Then she produced two small linen cloths and two woollen ones, of exquisite purity and fineness, that she had brought, in which to wrap up the child who was to be born; and two other small articles with which to cover and bind his head, and these she put down beside her in order to use them in due time. .
. . And when all was thus prepared, the virgin knelt down with great veneration in an attitude of prayer, and her back was turned to the manger, but her face was lifted to heaven, towards the east. Thus with her hands extended and her eyes fixed on the sky she was standing as in ecstasy, lost in contemplation, in a rapture of divine sweetness.

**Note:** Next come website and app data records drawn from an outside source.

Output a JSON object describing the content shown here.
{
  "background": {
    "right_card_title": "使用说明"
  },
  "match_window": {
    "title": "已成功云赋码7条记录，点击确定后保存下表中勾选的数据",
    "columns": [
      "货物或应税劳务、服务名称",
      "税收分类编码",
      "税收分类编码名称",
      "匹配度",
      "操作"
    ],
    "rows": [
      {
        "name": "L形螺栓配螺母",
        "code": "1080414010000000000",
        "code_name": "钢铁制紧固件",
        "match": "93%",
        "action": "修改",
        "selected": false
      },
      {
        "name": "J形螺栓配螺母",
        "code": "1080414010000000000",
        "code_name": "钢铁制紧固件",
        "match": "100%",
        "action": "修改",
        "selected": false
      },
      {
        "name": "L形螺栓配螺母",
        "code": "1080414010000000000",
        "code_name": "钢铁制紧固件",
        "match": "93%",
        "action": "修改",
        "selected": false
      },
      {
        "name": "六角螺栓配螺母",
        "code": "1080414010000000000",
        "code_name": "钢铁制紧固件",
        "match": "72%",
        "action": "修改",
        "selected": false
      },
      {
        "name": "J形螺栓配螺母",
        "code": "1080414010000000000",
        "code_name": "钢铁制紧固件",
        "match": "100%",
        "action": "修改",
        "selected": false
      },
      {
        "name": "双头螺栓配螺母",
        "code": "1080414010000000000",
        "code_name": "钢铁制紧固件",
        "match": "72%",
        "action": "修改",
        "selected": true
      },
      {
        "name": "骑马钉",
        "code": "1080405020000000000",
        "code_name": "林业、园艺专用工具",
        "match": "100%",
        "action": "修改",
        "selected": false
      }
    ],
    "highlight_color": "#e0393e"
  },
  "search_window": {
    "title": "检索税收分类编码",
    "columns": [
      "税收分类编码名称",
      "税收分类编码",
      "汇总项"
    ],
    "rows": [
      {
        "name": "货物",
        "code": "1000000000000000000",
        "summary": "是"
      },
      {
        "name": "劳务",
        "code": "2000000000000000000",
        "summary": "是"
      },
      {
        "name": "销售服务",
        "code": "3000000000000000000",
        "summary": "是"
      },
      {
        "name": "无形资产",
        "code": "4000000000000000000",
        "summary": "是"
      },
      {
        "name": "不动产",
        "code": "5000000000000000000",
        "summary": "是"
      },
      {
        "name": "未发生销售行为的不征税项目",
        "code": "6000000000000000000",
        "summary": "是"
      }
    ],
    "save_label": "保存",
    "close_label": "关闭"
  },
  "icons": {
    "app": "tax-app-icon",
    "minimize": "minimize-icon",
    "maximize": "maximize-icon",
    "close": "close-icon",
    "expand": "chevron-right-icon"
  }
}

And while she was standing thus in prayer, I saw the child in her womb move and suddenly in a moment she gave birth to her son, from whom radiated such an ineffable light and splendour, that the sun was not comparable to it, nor did the candle, that St Joseph had put there, give any light at all, the divine light totally annihilating the material light of the candle, and so sudden and instantaneous was this way of bringing forth, that I could neither discover nor discern how, or by means of which member, she gave birth.
Verily though, all of a sudden, I saw the glorious infant lying on the ground naked and shining. His body was pure from any kind of soil and impurity. Then I heard also the singing of the angels, which was of miraculous sweetness and great beauty. . . .
When therefore the virgin felt, that she had already borne her child, she immediately worshipped him, her head bent down and her hands clasped, with great honour and reverence and said unto him, Be welcome my God, my Lord and my Son. . . . When this was done, the old man entered and prostrating himself to the floor, he wept for joy." (Hendrik Cornell. The Iconography of the Nativity of Christ. Uppsala Universitets Årsskrift. Uppsala, Sweden, 1924, pp. 11-13)
Immediately after her vision, Bridget dictated it to secretaries, who translated her account from Swedish to Latin.
The canvas was originally held in the refectory of the Convento di San Domenico in Prato.
The presence of Saint Vincent Ferrer (23 January 1350 – 5 April 1419), the Valencian Dominican missionary and logician is due to the commission by the Dominicans. It does appear out of place- almost an after thought. It is thought that Lippi did not execute this figure but rather his assistant, Fra Diamante (and perhaps afetr Lippi`s death)
St Vincent was canonised by Pope Calixtus III at the Dominican Church of Santa Maria Sopra Minerva, Rome, on 3 June 1455, around the time when the work was painted. No doubt the painting and the canonisation are not coincidental. It is one of the first iconographies of the newly canonised saint
The great penitential Preacher whose father was from Scotland carries a Book with the words: Timete Deum quia venit hora iudicii eius. - Fear God, because the hour of his judgement is coming.